Some of the careers chosen by geography graduates will require or benefit from further study, so this should be considered carefully. The University of Plymouth offers the following postgraduate study options that could be of interest to geography graduates:  

You should consider the financial implications of further study as well as selecting a programme that suits your interests, learning style and future career direction. The following websites are a good starting point for exploring postgraduate options, but you may also benefit from talking to a Careers Consultant about your particular situation.  

Some useful websites to help you find a suitable post-graduate programme;  

Careers Service support

Accessing support from the Careers Service couldn’t be easier, come along to the Careers Service Helpdesk in the Student Hub or access our 24/7 online resources.

There is a wide range of support available from skills workshops to events, placements and internships advice, 1-2-1 appointments and help getting started with LinkedIn.

Our bite-sized Skills Workshops can give your career the boost it needs. Choose from a range of topics:

  • effective career planning
  • job hunting techniques
  • finding part-time work
  • CVs and interviews
  • mastering LinkedIn
  • and more.

Workshops are delivered by the Careers Service; however, they are also an opportunity to learn from your peers, share experiences and ask questions. Visit myCareer to see the full range of activities and to book your place.

Connect with graduates

Build your network and job sector knowledge using LinkedIn’s alumni tool. This will allow you to see the career journeys of graduates from your programme, the qualifications they completed, the skills they developed and employers they worked for. You can then ‘connect’ with people of interest.

  • Search LinkedIn for ‘University of Plymouth’
  • click on ‘Alumni’
  • filter the results by subject, sector, company or location.

For more information about the alumni tool click on LinkedIn alumni tool guide.
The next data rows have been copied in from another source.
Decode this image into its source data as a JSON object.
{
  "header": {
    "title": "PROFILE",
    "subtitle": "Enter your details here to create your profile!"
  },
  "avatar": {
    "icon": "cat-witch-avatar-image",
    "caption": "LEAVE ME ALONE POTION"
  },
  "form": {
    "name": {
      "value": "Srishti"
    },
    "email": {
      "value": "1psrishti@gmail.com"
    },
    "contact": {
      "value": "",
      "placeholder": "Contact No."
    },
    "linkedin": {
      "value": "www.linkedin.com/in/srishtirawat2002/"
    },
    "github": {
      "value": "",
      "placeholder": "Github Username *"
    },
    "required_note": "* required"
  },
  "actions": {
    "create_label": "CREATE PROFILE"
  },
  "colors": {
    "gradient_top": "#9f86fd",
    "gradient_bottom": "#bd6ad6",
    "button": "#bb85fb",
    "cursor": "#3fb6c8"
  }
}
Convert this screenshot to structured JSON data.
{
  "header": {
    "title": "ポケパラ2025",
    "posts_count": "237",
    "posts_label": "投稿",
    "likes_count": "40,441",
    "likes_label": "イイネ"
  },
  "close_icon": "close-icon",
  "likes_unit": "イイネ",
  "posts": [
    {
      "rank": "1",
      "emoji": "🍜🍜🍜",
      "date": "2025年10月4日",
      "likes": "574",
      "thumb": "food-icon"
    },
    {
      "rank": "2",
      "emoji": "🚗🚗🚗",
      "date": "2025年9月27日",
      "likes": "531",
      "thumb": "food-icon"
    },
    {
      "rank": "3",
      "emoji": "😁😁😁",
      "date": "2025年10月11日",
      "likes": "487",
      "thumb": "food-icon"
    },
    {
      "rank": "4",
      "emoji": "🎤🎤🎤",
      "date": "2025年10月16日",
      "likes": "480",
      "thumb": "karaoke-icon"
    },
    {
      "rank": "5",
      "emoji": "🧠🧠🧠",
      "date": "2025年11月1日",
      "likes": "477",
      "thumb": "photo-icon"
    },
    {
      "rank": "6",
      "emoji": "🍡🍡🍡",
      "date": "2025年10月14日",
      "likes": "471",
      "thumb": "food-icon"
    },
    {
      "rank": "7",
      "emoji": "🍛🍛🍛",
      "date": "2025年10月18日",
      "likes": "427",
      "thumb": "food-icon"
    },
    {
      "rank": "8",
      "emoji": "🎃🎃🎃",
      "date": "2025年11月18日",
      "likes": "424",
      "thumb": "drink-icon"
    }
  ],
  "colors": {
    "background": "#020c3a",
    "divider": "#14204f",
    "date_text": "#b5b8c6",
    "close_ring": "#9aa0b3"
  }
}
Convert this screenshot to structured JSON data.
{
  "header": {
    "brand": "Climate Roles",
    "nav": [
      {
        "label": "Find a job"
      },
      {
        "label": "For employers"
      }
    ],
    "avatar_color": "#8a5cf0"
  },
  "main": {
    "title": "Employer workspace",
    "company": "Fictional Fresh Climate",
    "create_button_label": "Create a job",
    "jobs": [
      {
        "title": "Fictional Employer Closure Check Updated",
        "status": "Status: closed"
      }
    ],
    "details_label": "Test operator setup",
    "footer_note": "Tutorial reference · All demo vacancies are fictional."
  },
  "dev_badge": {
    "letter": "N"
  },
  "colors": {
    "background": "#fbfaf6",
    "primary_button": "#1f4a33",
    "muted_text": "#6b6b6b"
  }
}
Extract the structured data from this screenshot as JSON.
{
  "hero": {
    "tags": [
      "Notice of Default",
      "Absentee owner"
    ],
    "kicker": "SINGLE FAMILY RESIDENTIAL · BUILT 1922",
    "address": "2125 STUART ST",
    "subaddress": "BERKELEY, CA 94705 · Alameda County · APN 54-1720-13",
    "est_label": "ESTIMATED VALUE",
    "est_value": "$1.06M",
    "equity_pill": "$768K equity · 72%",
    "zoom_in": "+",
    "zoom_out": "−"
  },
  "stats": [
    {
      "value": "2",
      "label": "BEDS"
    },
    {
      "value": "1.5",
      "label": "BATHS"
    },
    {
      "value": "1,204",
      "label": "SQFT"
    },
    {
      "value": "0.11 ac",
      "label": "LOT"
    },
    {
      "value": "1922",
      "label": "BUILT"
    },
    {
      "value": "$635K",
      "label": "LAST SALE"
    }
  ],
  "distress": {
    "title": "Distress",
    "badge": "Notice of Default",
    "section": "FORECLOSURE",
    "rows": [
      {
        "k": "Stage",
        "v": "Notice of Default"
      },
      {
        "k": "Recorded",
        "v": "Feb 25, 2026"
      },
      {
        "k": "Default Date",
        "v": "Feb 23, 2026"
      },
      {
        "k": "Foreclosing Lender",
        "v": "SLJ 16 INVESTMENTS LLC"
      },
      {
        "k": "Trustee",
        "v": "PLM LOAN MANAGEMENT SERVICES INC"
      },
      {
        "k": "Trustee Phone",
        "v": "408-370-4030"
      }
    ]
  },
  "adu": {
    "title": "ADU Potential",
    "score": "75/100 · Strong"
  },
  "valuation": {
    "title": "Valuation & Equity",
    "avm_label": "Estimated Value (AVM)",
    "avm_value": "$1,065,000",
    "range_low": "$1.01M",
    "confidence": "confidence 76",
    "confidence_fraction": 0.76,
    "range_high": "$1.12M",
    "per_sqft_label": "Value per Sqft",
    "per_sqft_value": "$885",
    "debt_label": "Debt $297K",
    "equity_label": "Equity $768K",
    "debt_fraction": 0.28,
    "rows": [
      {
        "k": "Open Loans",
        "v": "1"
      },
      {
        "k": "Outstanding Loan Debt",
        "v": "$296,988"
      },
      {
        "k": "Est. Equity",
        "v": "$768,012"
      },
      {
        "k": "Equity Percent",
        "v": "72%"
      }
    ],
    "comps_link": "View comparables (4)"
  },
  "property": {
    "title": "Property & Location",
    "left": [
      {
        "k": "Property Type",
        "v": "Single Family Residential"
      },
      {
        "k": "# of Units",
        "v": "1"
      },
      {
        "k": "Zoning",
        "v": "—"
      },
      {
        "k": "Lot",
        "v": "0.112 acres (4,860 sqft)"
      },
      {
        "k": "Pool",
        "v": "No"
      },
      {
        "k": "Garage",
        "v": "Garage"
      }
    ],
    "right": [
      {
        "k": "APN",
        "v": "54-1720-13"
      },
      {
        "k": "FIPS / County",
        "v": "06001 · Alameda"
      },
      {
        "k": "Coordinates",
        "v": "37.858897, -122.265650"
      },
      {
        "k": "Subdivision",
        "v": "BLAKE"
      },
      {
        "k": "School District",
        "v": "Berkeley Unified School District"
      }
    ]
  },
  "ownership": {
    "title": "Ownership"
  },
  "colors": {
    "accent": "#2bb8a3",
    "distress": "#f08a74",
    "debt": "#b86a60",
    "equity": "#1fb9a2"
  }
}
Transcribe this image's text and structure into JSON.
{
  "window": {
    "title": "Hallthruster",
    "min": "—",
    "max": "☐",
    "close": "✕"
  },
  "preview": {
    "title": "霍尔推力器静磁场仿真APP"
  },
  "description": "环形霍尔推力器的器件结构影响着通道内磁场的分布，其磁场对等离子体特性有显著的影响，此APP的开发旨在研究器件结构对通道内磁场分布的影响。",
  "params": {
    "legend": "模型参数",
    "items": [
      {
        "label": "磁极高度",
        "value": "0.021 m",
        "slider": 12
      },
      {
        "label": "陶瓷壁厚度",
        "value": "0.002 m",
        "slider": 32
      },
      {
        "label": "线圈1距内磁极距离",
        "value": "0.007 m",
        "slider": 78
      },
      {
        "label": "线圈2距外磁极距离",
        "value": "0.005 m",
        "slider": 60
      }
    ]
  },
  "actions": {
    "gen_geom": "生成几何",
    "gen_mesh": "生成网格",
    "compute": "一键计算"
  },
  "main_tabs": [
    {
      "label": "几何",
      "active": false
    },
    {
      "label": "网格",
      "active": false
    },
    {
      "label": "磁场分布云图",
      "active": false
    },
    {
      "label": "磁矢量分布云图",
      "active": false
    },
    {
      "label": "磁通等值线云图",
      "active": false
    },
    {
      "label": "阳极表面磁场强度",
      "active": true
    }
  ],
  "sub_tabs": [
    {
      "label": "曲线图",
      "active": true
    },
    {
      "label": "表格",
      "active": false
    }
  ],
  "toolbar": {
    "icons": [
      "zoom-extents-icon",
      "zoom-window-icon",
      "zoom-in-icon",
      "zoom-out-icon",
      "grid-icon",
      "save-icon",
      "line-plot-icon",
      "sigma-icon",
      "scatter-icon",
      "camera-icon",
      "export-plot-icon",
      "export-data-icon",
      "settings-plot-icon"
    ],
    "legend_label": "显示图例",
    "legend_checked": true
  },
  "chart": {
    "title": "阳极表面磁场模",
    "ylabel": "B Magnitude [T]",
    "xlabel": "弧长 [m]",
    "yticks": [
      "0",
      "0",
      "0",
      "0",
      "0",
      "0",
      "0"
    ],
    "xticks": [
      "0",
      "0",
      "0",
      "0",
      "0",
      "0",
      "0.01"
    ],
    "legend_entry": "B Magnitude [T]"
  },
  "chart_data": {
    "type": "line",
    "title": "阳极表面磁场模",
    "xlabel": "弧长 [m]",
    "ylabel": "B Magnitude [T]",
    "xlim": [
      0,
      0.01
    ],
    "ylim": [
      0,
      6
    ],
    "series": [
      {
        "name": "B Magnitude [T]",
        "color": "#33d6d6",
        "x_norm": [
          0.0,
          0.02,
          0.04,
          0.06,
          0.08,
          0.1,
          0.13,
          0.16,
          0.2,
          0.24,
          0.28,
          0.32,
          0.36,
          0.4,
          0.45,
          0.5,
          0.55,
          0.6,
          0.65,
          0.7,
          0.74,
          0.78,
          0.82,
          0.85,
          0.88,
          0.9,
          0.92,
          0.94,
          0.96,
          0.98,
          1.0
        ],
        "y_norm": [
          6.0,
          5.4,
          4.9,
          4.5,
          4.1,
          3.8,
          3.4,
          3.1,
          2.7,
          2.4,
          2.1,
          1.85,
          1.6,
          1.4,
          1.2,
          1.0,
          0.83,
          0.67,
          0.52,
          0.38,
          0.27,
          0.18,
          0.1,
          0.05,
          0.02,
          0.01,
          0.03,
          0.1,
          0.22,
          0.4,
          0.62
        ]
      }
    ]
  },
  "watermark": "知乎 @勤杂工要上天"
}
If you are looking for help to set up or learn how to make the most out of your LinkedIn profile, click on the LinkedIn guide for students or come to one of our workshops.

Other advice and guidance

Gain work experience

Undertaking work experience in your first and second years will help you stand out from the crowd when the time comes for you to complete applications for graduate employment and further study. Work experience develops valuable skills and qualities that employers are looking for and is essential for many roles. It can also help you to confirm or rule out particular career choices. Furthermore, experience in the workplace can bring you into contact with people who may be able to assist you at the beginning of your career.

You have plenty of options open to you. You could apply for a placement year, work part-time around your studies, undertake volunteering or approach organisations directly to negotiate short periods of work experience. Some organisations offer paid internships over the summer or of one year’s duration.

The University of Plymouth Students’ Union also offers a wide range of volunteering opportunities.

Clubs & Societies

Engaging in a sport or society shows employers you are engaged and seek out opportunities, it also helps you improve your teamwork, communication and negotiation skills. Committee members develop leadership, diplomacy and organisational skills and will gain experience of meetings, handling funds, and society promotion

You may choose to join a society that is specifically linked to geography such as GeogSoc or take the opportunity to explore the huge range of clubs, societies and sports, all of which can help you to broaden your horizons and explore new interests.

Tutor and academic support

Your tutor and other academic staff are an excellent source of support for your career development. They will have experience and contacts across industry and academia, so do approach them for advice and insights into careers you are considering. Your tutor will ultimately be writing references for your employment or further study applications, therefore establishing a positive relationship with this person is invaluable.